WHAT THE EXERCISE ASKS: Look through the entries below for the string "enhance", and copy each line where it is found.
##### AVAILABLE DATA
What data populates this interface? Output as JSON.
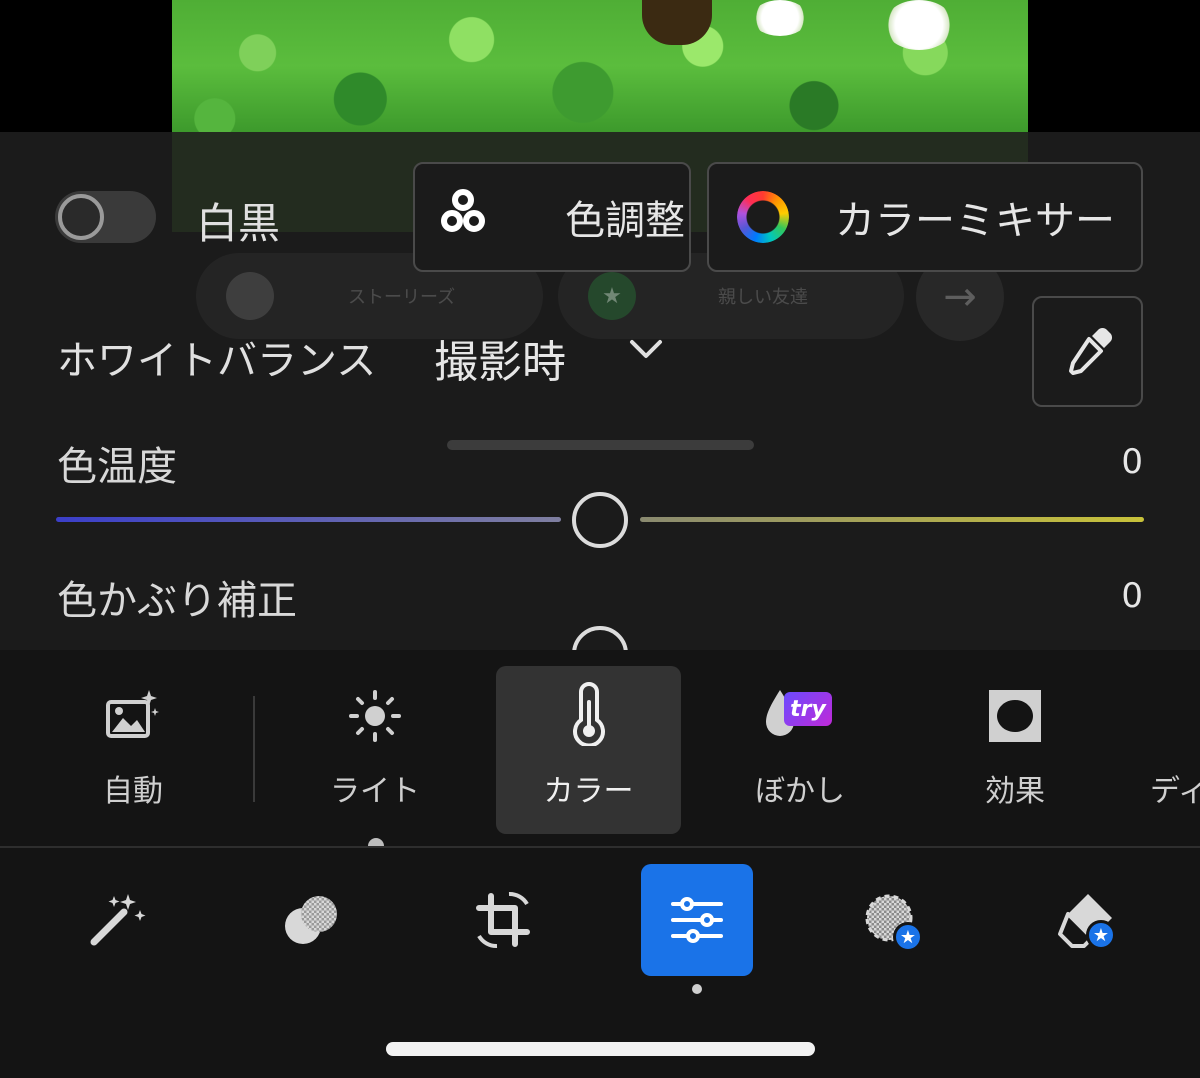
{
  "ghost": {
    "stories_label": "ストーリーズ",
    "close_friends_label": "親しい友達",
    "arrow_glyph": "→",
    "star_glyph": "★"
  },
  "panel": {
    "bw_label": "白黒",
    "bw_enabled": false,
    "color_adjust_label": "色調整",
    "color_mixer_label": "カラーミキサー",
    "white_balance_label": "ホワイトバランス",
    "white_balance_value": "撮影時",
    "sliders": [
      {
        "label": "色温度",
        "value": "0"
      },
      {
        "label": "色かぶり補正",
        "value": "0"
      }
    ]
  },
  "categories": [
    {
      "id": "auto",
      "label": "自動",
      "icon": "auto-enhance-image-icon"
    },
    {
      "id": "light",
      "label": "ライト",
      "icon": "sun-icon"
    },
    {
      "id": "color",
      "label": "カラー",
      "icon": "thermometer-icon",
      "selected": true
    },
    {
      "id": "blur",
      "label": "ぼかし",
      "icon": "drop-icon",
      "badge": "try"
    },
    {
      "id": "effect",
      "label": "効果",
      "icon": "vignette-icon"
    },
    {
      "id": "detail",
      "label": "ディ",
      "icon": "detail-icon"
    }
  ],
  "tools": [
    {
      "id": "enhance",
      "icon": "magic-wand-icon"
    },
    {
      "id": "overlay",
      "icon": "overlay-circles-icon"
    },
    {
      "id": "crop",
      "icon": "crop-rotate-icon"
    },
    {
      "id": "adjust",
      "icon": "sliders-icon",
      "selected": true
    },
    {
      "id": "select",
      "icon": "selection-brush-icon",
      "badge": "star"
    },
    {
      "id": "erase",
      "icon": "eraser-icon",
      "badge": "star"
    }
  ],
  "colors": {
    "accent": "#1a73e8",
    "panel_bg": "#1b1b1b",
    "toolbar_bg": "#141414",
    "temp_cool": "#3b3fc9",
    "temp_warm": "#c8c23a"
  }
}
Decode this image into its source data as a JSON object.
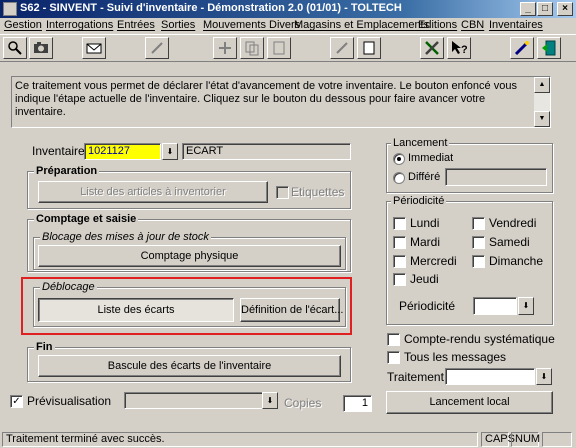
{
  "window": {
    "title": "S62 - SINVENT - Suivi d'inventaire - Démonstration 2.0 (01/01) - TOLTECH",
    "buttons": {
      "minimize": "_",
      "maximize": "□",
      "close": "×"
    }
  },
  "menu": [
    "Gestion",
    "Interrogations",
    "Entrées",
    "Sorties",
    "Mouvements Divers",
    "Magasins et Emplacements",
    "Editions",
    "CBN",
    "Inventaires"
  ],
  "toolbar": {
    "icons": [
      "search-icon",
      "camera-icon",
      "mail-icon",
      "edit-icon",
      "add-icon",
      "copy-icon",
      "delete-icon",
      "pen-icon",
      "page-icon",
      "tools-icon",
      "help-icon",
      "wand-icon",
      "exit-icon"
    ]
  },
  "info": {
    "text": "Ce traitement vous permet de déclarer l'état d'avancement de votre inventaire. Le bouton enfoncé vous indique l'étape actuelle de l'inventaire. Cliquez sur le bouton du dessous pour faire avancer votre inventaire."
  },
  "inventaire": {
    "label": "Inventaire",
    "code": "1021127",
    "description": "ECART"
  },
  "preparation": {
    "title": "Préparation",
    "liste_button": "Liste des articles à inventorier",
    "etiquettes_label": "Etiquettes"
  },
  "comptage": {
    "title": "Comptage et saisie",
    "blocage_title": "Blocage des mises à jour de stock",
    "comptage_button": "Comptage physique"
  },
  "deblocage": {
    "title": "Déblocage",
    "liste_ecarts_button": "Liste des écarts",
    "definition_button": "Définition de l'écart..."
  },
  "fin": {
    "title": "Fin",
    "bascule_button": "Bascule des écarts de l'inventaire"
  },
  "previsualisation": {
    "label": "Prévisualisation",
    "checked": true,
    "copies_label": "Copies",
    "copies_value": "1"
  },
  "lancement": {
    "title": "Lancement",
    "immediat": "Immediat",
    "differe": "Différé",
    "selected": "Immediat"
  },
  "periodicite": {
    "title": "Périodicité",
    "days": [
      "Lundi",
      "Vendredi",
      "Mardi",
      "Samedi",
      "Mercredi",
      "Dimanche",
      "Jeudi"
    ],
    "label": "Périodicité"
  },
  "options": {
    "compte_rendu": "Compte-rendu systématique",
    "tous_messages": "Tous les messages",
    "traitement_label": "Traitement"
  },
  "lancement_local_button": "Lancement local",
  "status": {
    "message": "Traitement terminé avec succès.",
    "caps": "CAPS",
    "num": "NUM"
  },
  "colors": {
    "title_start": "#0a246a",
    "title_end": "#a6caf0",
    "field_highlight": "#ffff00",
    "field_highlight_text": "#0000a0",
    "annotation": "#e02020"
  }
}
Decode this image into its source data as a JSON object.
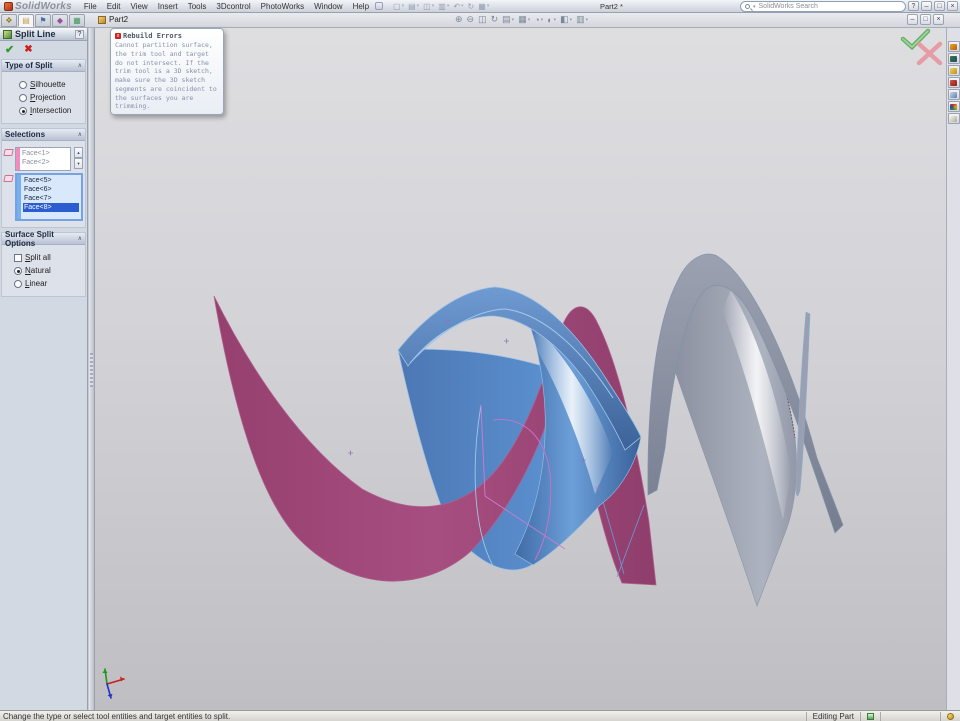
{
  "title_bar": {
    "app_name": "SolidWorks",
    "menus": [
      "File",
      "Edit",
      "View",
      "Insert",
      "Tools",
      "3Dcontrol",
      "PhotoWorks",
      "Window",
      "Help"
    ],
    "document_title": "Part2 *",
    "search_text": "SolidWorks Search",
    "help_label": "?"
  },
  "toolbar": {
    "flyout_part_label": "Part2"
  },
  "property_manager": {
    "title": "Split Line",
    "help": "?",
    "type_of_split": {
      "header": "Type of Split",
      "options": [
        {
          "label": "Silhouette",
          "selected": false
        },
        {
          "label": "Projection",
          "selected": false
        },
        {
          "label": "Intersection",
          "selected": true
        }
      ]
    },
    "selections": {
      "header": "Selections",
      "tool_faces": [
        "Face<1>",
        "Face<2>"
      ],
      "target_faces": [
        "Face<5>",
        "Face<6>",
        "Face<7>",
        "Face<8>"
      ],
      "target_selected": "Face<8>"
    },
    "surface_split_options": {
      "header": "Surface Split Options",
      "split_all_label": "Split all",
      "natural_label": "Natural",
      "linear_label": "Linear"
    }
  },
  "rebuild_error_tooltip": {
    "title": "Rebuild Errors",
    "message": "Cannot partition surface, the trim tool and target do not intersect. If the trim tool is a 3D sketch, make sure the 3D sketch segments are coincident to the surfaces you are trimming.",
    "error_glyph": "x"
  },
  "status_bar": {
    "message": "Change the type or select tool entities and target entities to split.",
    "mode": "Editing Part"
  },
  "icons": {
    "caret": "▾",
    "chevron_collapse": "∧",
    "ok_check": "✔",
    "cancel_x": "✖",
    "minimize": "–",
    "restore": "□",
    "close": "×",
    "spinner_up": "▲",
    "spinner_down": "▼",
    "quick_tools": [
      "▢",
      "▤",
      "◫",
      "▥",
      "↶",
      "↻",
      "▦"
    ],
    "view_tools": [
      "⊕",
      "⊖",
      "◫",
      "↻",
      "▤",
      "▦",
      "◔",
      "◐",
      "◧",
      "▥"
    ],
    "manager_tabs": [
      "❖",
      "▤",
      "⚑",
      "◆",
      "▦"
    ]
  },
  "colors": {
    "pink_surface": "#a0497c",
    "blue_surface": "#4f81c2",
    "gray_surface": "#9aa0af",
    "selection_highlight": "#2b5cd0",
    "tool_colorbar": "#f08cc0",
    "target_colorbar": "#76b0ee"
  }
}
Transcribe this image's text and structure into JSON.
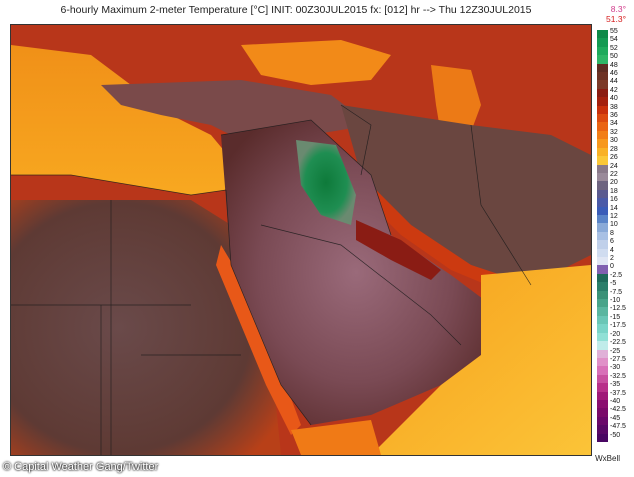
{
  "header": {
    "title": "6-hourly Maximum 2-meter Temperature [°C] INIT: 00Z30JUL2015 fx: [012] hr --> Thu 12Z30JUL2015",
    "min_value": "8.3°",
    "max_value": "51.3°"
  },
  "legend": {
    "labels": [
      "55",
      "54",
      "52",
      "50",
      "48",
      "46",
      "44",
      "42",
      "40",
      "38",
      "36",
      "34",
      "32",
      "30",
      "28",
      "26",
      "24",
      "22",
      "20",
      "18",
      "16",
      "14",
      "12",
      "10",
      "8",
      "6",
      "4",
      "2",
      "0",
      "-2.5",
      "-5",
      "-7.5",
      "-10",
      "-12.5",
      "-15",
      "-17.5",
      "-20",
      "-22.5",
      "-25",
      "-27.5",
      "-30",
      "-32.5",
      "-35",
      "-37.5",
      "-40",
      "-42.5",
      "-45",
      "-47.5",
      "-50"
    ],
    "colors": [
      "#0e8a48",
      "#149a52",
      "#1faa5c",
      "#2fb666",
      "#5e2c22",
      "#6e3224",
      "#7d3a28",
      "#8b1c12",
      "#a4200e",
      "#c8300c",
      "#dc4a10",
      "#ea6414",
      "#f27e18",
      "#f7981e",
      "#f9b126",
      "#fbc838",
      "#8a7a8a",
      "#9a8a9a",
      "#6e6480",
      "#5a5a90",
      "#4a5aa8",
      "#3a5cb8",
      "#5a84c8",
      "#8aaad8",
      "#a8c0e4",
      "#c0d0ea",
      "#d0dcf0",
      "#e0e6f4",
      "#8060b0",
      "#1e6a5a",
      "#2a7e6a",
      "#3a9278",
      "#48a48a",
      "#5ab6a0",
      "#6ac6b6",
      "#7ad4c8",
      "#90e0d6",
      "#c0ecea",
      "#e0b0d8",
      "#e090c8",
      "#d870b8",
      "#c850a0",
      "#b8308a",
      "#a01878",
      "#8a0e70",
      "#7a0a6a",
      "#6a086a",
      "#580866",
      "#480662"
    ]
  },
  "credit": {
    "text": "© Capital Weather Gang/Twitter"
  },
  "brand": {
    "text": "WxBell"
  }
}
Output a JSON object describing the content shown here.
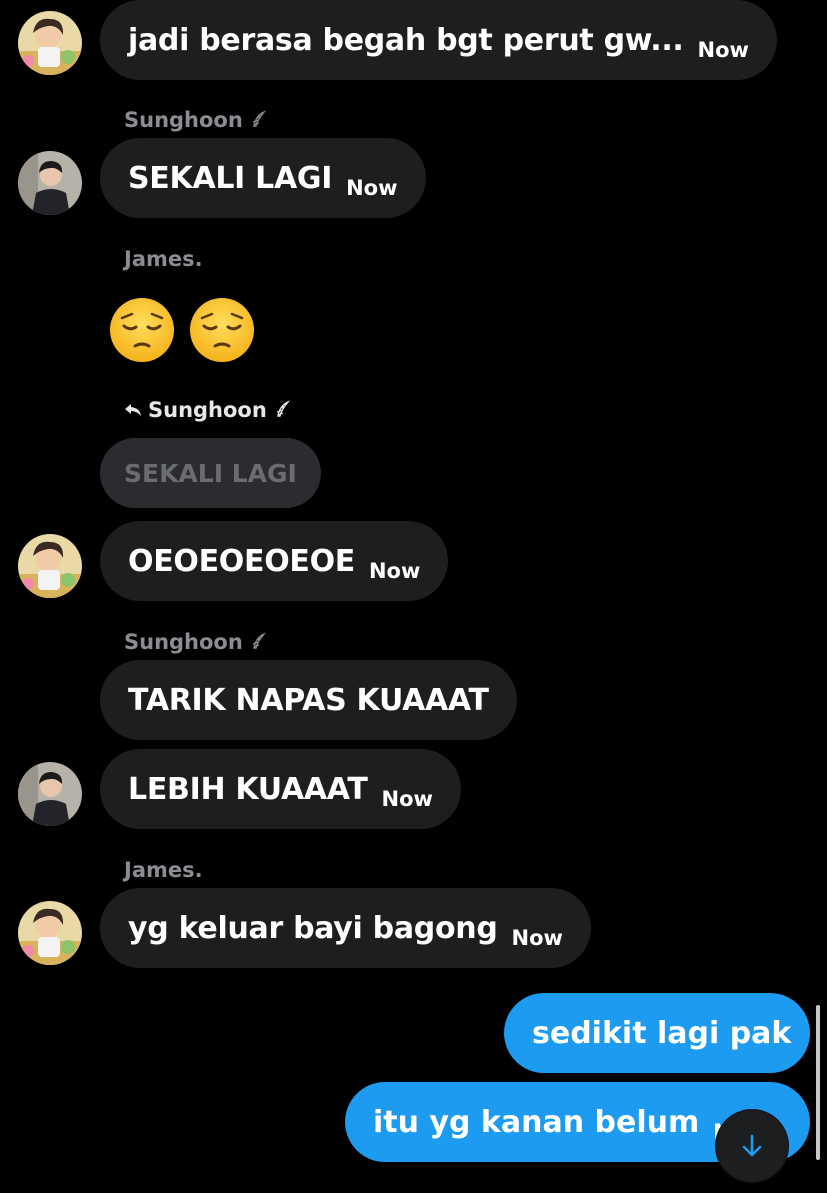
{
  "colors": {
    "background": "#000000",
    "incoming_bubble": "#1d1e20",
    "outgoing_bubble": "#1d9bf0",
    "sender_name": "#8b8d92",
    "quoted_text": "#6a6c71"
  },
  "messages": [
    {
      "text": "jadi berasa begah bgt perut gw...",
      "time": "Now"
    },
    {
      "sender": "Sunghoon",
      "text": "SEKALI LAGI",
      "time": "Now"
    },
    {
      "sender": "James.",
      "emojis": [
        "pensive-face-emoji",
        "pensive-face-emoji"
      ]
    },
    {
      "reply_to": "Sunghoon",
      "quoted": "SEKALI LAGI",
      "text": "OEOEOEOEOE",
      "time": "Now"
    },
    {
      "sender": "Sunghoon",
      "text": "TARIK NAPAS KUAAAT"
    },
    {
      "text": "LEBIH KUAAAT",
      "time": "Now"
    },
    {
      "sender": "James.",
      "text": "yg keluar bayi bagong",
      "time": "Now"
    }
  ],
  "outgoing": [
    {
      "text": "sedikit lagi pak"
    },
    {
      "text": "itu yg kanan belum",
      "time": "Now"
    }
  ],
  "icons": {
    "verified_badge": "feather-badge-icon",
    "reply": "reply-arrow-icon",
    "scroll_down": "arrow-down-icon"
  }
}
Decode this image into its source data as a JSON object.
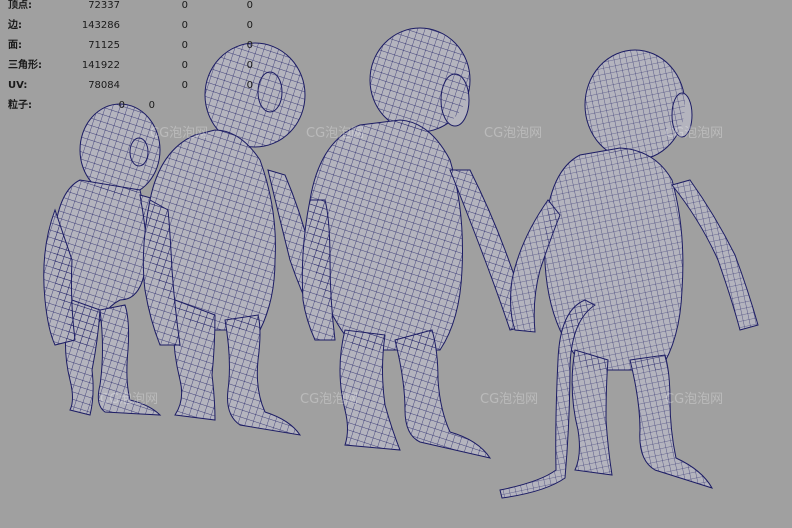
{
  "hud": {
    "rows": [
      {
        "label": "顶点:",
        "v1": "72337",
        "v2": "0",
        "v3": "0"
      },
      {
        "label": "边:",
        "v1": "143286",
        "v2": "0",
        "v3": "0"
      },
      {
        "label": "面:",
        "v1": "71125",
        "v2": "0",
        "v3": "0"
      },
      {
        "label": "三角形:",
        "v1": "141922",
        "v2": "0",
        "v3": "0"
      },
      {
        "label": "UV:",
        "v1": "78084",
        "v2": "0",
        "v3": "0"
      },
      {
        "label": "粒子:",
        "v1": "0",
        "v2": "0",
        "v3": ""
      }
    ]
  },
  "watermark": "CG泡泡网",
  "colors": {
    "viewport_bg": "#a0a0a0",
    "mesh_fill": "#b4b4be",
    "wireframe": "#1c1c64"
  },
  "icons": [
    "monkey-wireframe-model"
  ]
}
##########
TASK SOLUTION:
      "icon": "auto-enhance-image-icon"
      "id": "enhance",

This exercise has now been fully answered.